Built in 1999, the GSC has numerous points of entry, stairwells, escalators and multiple elevators from the ground floor to the top level. There are no metal detectors to walk through and no security personnel in the lobby or on most floors.
But that doesn’t mean someone isn’t watching. Over the years, the camera security system has been been upgraded, and personnel is watching through monitors.
And according to County Administrator Judi Boyko, “nearly all” individual offices have built-in safety measures ranging from secure entries, to glass enclosures, to smart ring technology, where visitors are identified in some manner before entry into an independent office.
Boyko said the county is conducting a real property inventories and space analyses of commission-owned property, which has happened in some form in past years, but she said “I’m optimistic the 2022 approach will address and hopefully achieve the board of commissioners’ objective to emphasize safety and security of the Government Services Center, its visitors and tenants, while acknowledging taxpayers funded the building.”
Two county commissioners say they have never felt unsafe in their offices on the sixth floor or in the commission chambers on the second floor mezzanine that is open, perched above the lobby.
Commissioner T.C. Rogers said, “It’s a matter of balancing it for the amount of threat you think is out there. I realize one incident can be a crisis, but do you change your whole system for the possibility of one incident?”
Is Rogers concerned about someone with a threat accessing the council chambers?
“With my background, I am ready,” he said.

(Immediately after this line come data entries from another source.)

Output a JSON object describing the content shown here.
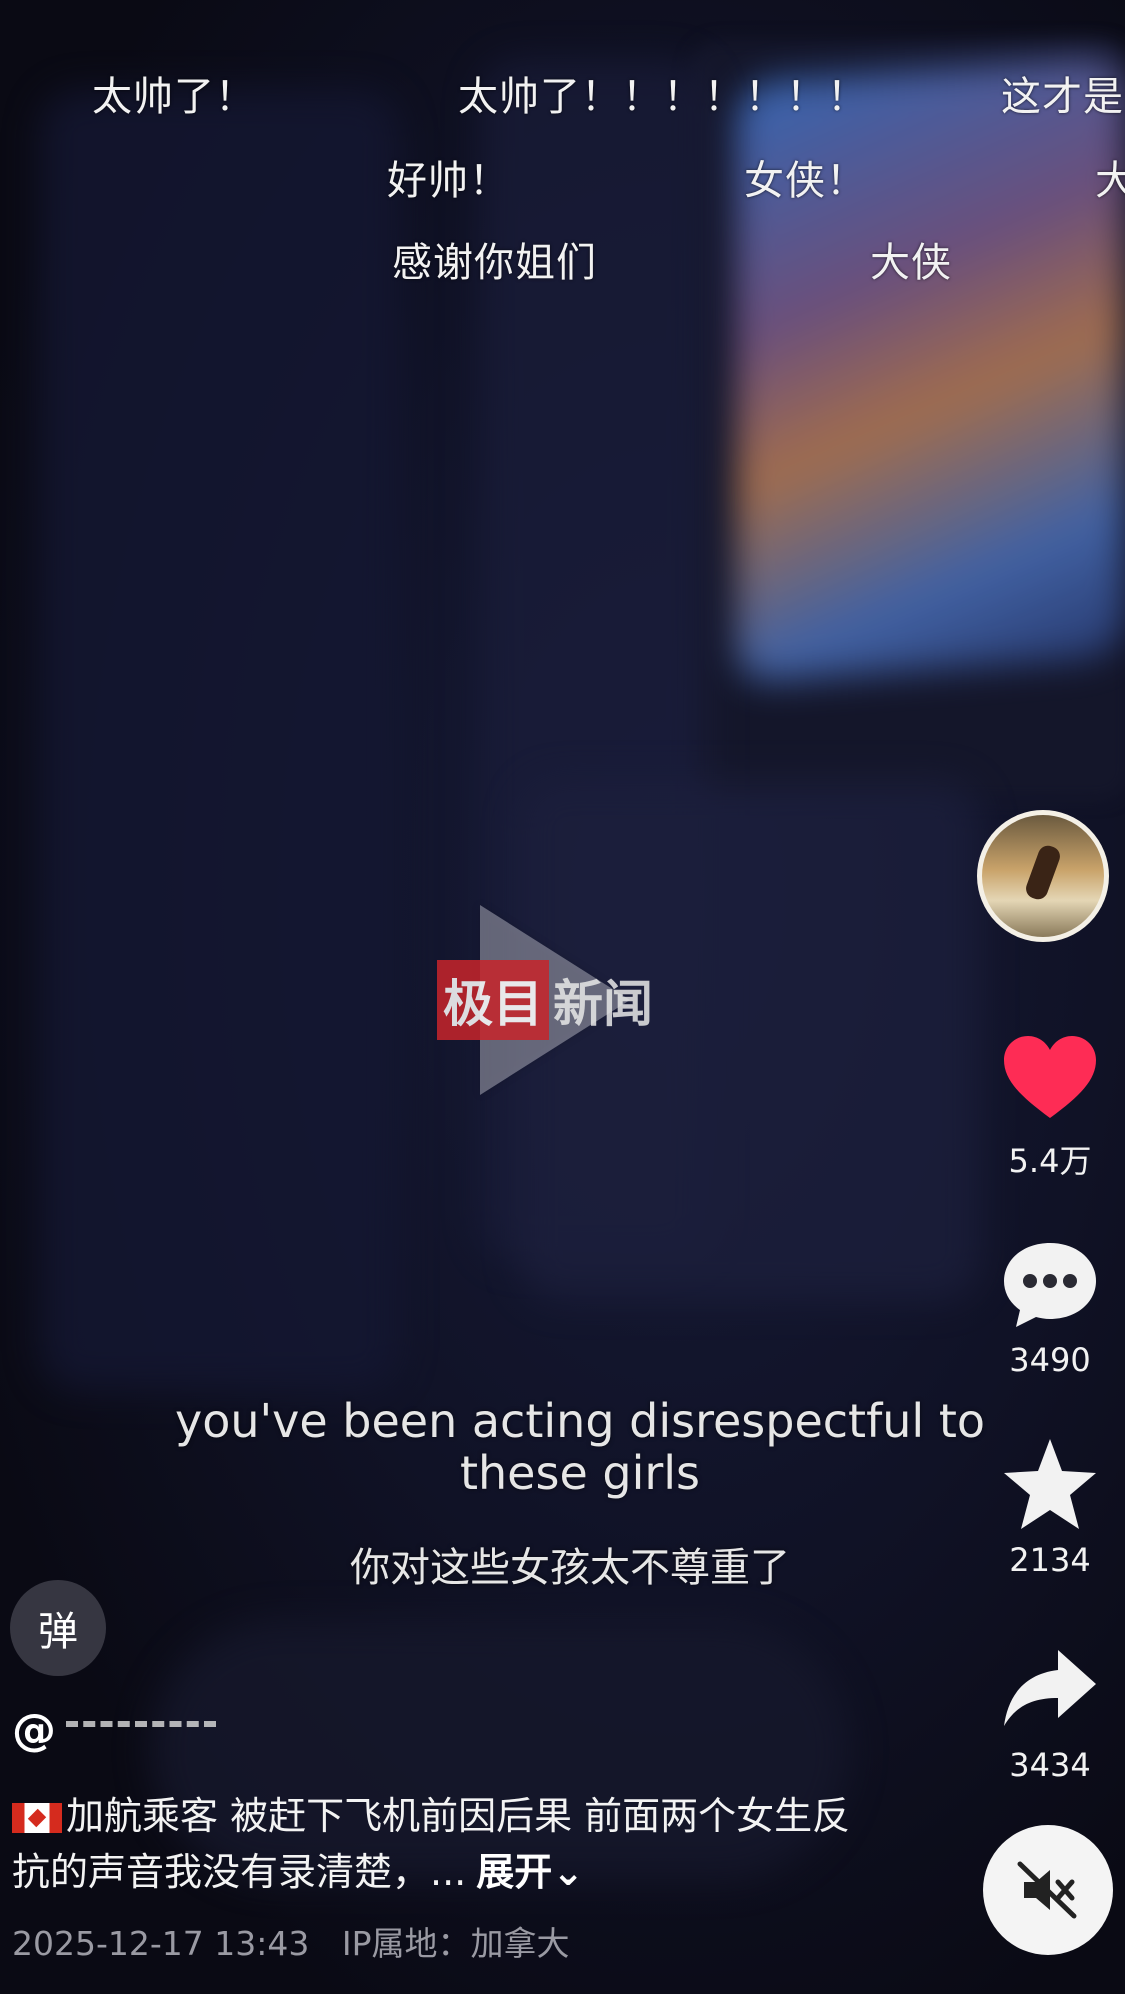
{
  "danmaku": [
    {
      "text": "太帅了！"
    },
    {
      "text": "太帅了！！！！！！！"
    },
    {
      "text": "这才是"
    },
    {
      "text": "好帅！"
    },
    {
      "text": "女侠！"
    },
    {
      "text": "大"
    },
    {
      "text": "感谢你姐们"
    },
    {
      "text": "大侠"
    }
  ],
  "watermark": {
    "red_part": "极目",
    "white_part": "新闻"
  },
  "subtitles": {
    "english": "you've been acting disrespectful to these girls",
    "chinese": "你对这些女孩太不尊重了"
  },
  "actions": {
    "like_count": "5.4万",
    "comment_count": "3490",
    "favorite_count": "2134",
    "share_count": "3434"
  },
  "danmu_toggle_label": "弹",
  "author_prefix": "@",
  "caption": {
    "text": "加航乘客 被赶下飞机前因后果 前面两个女生反抗的声音我没有录清楚，...",
    "expand_label": "展开⌄"
  },
  "meta": {
    "timestamp": "2025-12-17 13:43",
    "ip_location": "IP属地：加拿大"
  },
  "colors": {
    "like_red": "#fe2c55",
    "watermark_red": "#c7252b",
    "background": "#0b0b13"
  },
  "icons": [
    "heart-icon",
    "comment-icon",
    "star-icon",
    "share-icon",
    "mute-icon",
    "play-icon",
    "canada-flag-icon"
  ]
}
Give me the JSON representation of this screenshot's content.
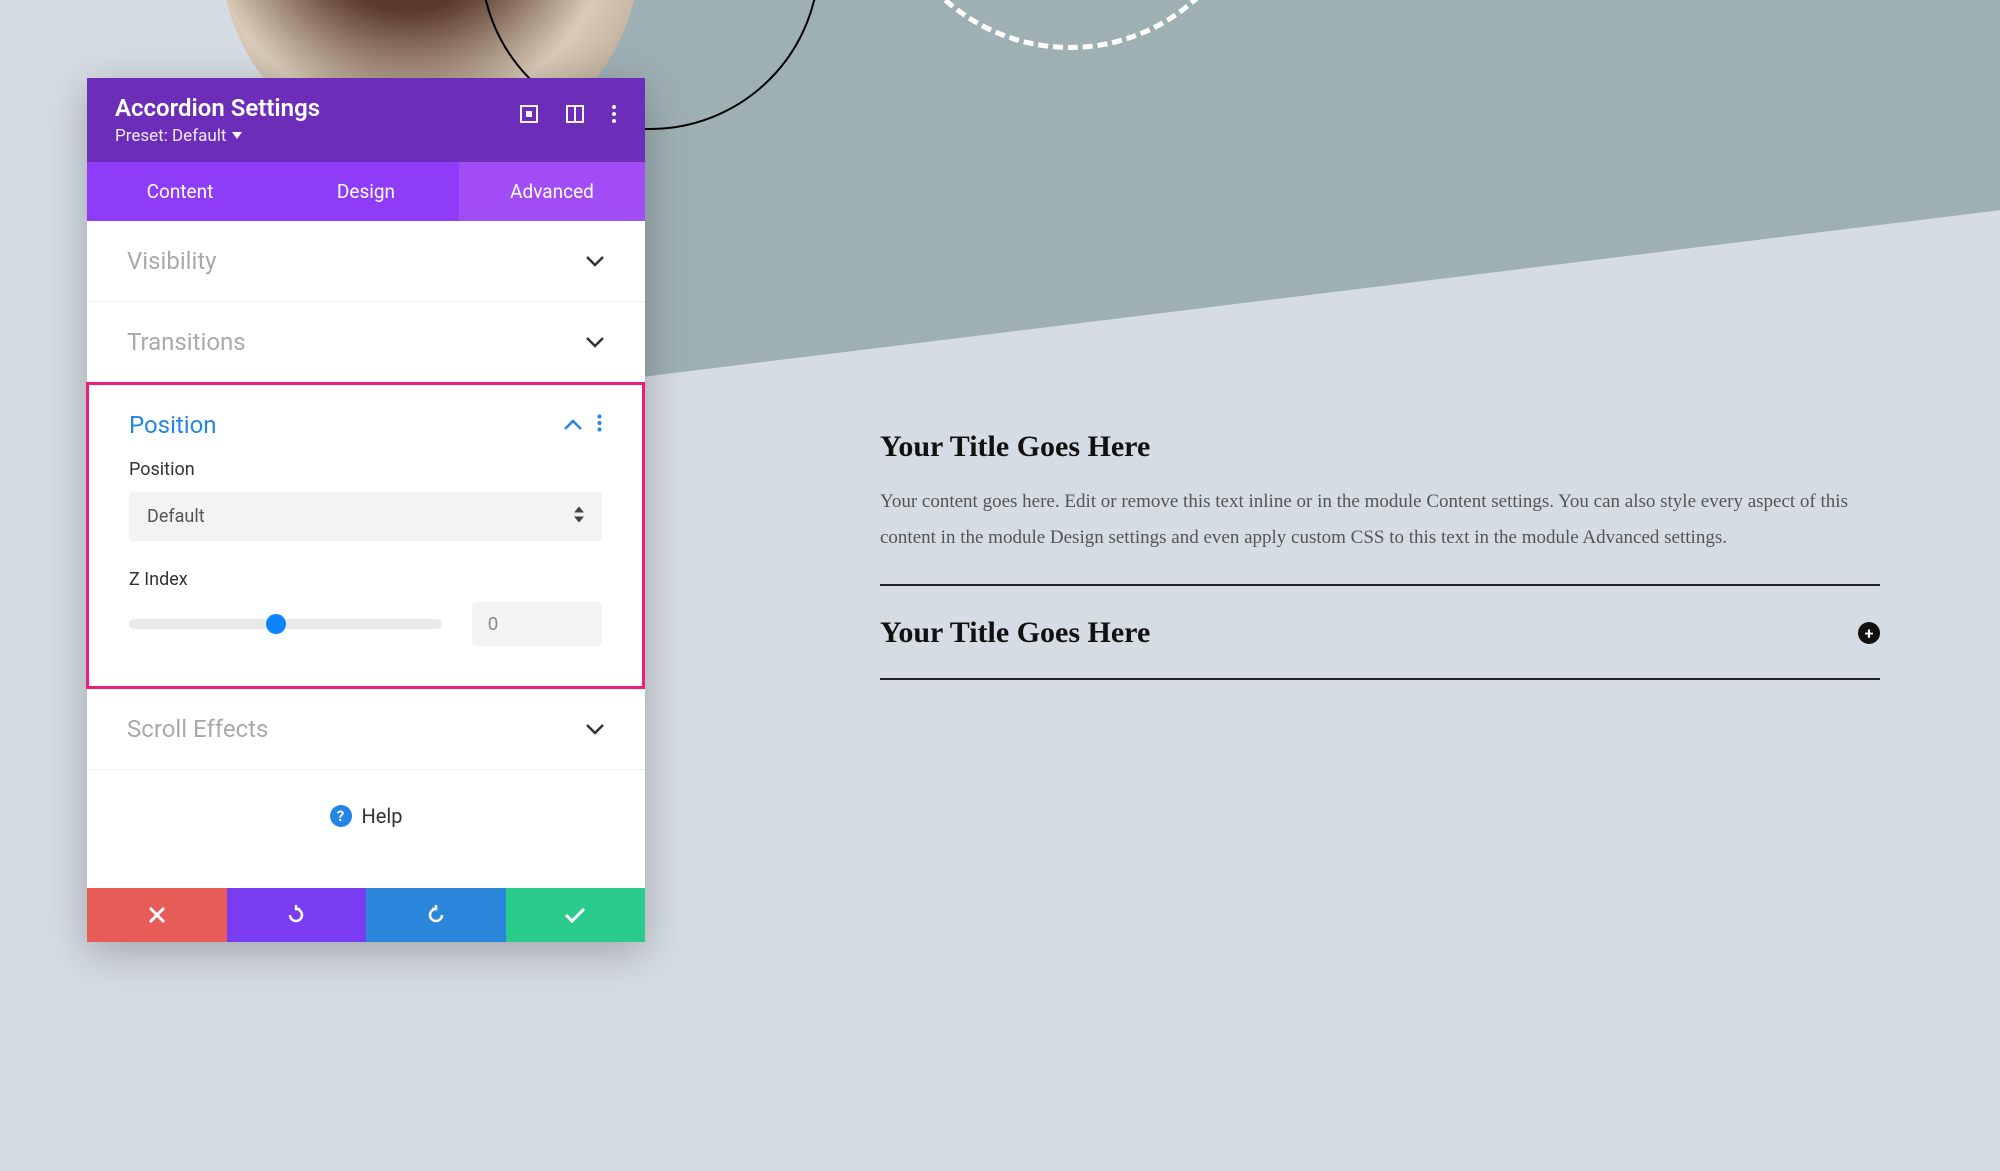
{
  "panel": {
    "title": "Accordion Settings",
    "preset": "Preset: Default",
    "tabs": {
      "content": "Content",
      "design": "Design",
      "advanced": "Advanced",
      "active": "advanced"
    },
    "sections": {
      "visibility": "Visibility",
      "transitions": "Transitions",
      "position": "Position",
      "scroll_effects": "Scroll Effects"
    },
    "position_section": {
      "position_label": "Position",
      "position_value": "Default",
      "zindex_label": "Z Index",
      "zindex_value": "0",
      "slider_percent": 47
    },
    "help": "Help"
  },
  "preview": {
    "items": [
      {
        "title": "Your Title Goes Here",
        "body": "Your content goes here. Edit or remove this text inline or in the module Content settings. You can also style every aspect of this content in the module Design settings and even apply custom CSS to this text in the module Advanced settings.",
        "open": true
      },
      {
        "title": "Your Title Goes Here",
        "body": "",
        "open": false
      }
    ]
  },
  "colors": {
    "highlight": "#ec1e79",
    "header": "#6c2eb9",
    "tabsbar": "#8e3cf7",
    "tab_active": "#a24cf5",
    "link": "#2585e6"
  }
}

Rogers did acknowledge the commission has had “concerns” at some meetings and did have increased security - armed deputies - in the room.
“It is the people’s building and we don’t have plans to change things now, but we have studied different levels of security, when we up those that is still under consideration,’ Rogers said.
Commissioner Don Dixon said the county is always evaluating security that has to evolve and change with the times and there is a committee evaluating the issue.
“We don’t have any immediate plans (for added security) but that doesn’t mean there won’t be some changes made shortly because they have been talking about it,” Dixon said
Dixon also referred to GSC as “the people’s building” and added he would “hate” to see overly restrictive security measures.
People should be free to walk in, go about their business and leave without being searched and questioned, Dixon said.
“I would personally like to keep it that way as long as we can. We haven’t had any major incidents on our side,” Dixon said. But he said there are suggestions for added security, especially in the lobby, that could happen in the near future.
Commissioner Cindy Carpenter, former county clerk of courts, believes more security is needed now and the talking and space studies are not moving fast enough to address the needs.
“What has to happen, does someone have to get hurt before we do something?,” Carpenter questioned.
Carpenter said she believes waiting on the results of the most recent space study is a “cop out.” She noted past studies have shown the county is paying for vacant space and there is real need for more security in the entire building.
“But there isn’t a majority of the commission to support it,” Carpenter said.
The Butler County Sheriff’s Office is responsible to secure the court wing at the GSC. And talking about specifics of measures in place isn’t “good security,” said Chief Deputy Anthony Dwyer.
He said it is the commissioners’ decision to secure the entire building.
If that decision is made, Dwyer said the sheriff’s office would work with the commission to make it happen.
“There have been a lot of discussions about the building since it was built, reviewing security protocols and discussions with county administrators,” Dwyer said, added the sheriff’s office can have more discussions if requested by the commission.
If any office holder reaches out to the sheriff’s office for added permanent security, Dwyer said they would work to provide it. BCSO is contracted to provide armed security to several offices, including Job and Family Services.
“But we try to be good stewards. If anybody in that building thought they had a contentious issue and asked for our assistance we would grant it,” Dwyer said.
The chief deputy stopped short of saying the GSC needs enhanced security, but said he has “concerns” about all county buildings that are not secured.
“Every place where someone could be upset concerns me,” Dwyer said. “Not just GSC. That building as well as others could draw an irate person, but to secure every county facility in the whole county I don’t know is reasonable.”
He did say he believes the GSC is more secure than many county buildings because of the armed presence in the court wing and the response time is a matter of “seconds” to the lobby and many other offices should a violent incident happen.
“That is a huge deterrent,” Dwyer said.